What the exercise asks: Show every line of the data that contains the string "version".

Records for the task:
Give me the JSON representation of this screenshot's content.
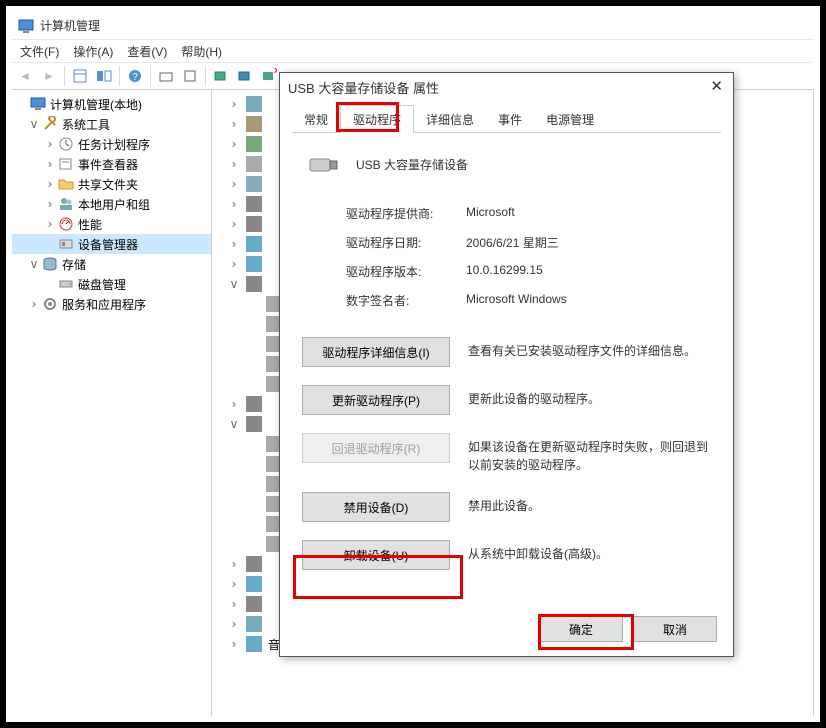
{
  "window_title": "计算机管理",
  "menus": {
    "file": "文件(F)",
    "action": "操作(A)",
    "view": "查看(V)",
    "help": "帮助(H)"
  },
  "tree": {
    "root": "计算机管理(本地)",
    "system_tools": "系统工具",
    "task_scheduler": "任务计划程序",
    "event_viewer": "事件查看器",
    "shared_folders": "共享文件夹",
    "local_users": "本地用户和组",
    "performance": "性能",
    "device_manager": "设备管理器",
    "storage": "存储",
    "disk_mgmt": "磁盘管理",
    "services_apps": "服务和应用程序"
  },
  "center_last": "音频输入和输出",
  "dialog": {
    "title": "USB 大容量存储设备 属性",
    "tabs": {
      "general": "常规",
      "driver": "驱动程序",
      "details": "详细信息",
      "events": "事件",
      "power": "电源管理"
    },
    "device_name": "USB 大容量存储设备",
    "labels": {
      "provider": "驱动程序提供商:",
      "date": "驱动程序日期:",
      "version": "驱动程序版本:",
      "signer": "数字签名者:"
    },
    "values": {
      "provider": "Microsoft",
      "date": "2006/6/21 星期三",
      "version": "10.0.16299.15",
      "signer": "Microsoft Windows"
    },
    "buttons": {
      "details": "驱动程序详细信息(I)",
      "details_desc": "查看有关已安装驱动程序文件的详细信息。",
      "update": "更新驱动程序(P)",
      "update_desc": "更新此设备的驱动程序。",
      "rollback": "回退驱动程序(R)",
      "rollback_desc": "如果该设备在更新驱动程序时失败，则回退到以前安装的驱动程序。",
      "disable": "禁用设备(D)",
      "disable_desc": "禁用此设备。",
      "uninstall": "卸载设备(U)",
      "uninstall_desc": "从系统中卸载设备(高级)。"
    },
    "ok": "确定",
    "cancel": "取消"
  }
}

Exercise answer:
      "version": "驱动程序版本:",
      "version": "10.0.16299.15",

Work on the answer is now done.